If you’ve been following the news, you’ll be aware that monkeypox has been making the headlines. Cases have been popping up in a number of nations in the western world, including the UK. In fact, at the time of writing, there have been over 2,137 confirmed cases of Monkeypox in the UK, with figures continuing to rise.1
But what is Monkeypox, how is it spread and what are the symptoms? With cases continuing to climb, now is a good time to familiarise ourselves with these aspects of the disease and learn how to protect against it spreading further.
Monkeypox – the facts
Monkeypox is a zoonotic infection that is usually found in parts of Western and Central Africa. It can be caught off infected animals (particularly rats and other rodents), with transmission taking place usually after contact with blood, body fluids or any scabs on the body of an infected animal. People may also catch Monkeypox by consuming the meat of an animal that was carrying the disease, or by touching any products made from body parts (e.g. furs or skins).
Of course, in the UK, transmission from an animal is extremely unlikely. People are more at risk of catching the disease from an infected person, and this can occur in a number of ways:
- Touching any clothing, bedding or items that have been in contact with an infected person with the Monkeypox rash
- Touching any blisters or scabs on an infected person’s body
- Inhaling or touching respiratory droplets expelled by an infected person when coughing, sneezing etc.2
The strain of Monkeypox spreading in the UK is mostly being spread among men who have sex with men. This demographic forms the vast majority of current cases. However, it’s essential to remember that this is NOT a disease limited to this demographic, and that it can be transferred among anyone.
Unlike the majority of cases found in African nations, the lesions on UK-infected individuals are mostly present around the genital area, suggesting that this strain has been transmitted via sexual activity, though this strain can, of course, be transmitted via the other routes detailed above.3

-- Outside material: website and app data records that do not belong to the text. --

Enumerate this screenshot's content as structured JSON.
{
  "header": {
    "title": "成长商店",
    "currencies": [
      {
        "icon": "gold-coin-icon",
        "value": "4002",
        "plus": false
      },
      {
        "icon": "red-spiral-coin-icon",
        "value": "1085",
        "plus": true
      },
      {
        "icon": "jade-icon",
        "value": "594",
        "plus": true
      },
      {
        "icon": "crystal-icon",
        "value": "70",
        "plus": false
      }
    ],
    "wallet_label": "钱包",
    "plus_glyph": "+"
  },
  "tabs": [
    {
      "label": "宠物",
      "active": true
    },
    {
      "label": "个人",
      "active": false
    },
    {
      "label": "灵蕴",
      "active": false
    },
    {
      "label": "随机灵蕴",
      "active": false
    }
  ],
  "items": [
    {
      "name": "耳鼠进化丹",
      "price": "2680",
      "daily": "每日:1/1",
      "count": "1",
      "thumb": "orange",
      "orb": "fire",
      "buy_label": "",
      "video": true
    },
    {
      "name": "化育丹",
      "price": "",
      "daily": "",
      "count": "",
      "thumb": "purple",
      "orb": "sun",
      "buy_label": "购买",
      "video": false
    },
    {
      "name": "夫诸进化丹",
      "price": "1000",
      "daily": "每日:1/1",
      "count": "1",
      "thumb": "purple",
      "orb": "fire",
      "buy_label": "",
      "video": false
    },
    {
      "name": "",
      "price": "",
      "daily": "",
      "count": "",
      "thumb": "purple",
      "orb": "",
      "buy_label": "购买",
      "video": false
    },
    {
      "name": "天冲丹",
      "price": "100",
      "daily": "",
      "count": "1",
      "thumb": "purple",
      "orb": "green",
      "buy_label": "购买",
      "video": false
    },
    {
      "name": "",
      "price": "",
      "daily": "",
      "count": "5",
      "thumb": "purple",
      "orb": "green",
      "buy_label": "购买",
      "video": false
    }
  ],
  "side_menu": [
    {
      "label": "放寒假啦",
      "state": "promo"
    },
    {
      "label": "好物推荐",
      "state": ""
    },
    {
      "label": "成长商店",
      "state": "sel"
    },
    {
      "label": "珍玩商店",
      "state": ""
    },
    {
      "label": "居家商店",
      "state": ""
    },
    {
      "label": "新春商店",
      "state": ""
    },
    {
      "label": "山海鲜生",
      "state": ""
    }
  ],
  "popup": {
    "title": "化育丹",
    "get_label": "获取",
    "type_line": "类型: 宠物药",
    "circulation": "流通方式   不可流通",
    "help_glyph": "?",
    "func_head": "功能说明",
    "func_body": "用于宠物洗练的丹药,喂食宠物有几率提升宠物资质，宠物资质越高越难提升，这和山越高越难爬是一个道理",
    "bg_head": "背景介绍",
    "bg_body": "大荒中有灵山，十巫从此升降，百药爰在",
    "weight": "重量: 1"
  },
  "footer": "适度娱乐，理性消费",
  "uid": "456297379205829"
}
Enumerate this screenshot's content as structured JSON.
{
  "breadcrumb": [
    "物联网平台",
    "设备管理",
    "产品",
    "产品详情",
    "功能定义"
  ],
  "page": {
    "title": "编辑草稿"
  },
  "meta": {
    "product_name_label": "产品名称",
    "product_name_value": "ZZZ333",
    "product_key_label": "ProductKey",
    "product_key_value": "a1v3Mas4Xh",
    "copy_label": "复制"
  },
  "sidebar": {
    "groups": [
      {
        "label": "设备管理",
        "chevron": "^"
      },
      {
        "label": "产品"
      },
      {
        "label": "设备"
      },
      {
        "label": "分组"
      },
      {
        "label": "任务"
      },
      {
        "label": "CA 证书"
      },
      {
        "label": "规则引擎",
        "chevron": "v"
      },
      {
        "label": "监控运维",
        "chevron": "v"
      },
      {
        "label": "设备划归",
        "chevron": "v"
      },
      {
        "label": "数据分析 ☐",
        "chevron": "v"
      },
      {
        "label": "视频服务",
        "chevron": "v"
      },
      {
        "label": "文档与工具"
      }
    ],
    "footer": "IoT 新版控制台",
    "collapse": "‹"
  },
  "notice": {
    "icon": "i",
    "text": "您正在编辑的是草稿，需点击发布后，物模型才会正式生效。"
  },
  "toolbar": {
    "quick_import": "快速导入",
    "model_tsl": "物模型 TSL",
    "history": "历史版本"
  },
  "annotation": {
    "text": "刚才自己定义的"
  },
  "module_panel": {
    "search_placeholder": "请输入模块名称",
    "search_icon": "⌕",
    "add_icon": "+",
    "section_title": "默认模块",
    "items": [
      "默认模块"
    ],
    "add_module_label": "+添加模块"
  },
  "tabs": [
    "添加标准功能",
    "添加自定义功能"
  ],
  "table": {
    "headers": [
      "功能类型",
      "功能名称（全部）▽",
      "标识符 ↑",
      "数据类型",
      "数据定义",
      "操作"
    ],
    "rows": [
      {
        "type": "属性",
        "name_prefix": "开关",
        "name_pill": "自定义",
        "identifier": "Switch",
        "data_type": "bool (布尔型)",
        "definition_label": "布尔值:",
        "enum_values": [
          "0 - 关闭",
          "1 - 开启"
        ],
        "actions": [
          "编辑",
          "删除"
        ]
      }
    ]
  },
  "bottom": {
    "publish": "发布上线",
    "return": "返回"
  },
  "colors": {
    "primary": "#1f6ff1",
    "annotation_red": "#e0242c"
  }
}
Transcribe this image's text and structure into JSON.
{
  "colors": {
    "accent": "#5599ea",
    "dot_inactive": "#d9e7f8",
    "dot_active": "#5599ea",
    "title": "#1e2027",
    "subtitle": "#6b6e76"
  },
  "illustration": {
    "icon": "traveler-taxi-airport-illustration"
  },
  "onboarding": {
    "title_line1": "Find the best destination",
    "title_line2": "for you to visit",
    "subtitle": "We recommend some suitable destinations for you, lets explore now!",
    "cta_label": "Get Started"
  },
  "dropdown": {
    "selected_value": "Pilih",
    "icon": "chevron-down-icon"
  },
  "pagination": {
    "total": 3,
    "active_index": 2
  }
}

Typically, infection with Monkeypox will result in symptoms including high temperature (fever), headache, muscle ache, swollen glands, chills and exhaustion. Those with the virus will also develop a rash one to five days after the appearance of the first symptoms. This rash often looks like Chickenpox, but the raised spots will become infectious, fluid-filled blisters that will eventually scab and fall off.4
Interestingly, the strain spreading in the UK does seem to have some differences from the African strain in terms of symptoms. Sufferers in the UK have reported suffering less from fever and fatigue. Additionally, infected UK individuals tend to develop more lesions, and these can be quite localised.5
Treatment and prevention
Thankfully, Monkeypox is unlikely to be serious in the vast majority of cases. People tend to make a full recovery in a couple of weeks without treatment. The most important part of the recovery period for infected individuals is to ensure they isolate to prevent the disease from spreading to other people. However, individuals with weakened immune systems may need to stay in a specialised hospital until recovery.6
Prevention for the disease includes maintaining good standards of hygiene and ensuring that meat is cooked correctly. There is also a vaccine available (MVA) for those most likely to be at risk of catching Monkeypox, including men who have sex with men, healthcare workers and those who have close contact with infected individuals.
At the end of the day, there may not be a serious threat, but it’s still a disease that should be better understood and prevented where possible. Maintaining a high standard of hygiene and implementing the vaccine where necessary will help control the situation. However, it’s always good to arm ourselves with knowledge for any disease that is currently on the rise.
1 Gov.uk. Monkeypox Outbreak: Epidemiological Overview, 28 June 2022. Link: https://www.gov.uk/government/publications/monkeypox-outbreak-epidemiological-overview/monkeypox-outbreak-epidemiological-overview-28-june-2022#:~:text=Between%202018%20and%202021%2C%20there,community%20transmission%20in%20previous%20outbreaks. [Last accessed July 22].
2 NHS. Monkeypox. Link: https://www.nhs.uk/conditions/monkeypox/ [Last accessed July 22].
3 UK Monkeypox Symptoms Different To Prior Outbreaks: Study. Link: https://www.france24.com/en/live-news/20220701-uk-monkeypox-symptoms-different-to-prior-outbreaks-study [Last accessed July 22].
4 NHS. Monkeypox. Link: https://www.nhs.uk/conditions/monkeypox/ [Last accessed July 22].
5 UK Monkeypox Symptoms Different To Prior Outbreaks: Study. Link: https://www.france24.com/en/live-news/20220701-uk-monkeypox-symptoms-different-to-prior-outbreaks-study [Last accessed July 22].
6 NHS. Monkeypox. Link: https://www.nhs.uk/conditions/monkeypox/ [Last accessed July 22].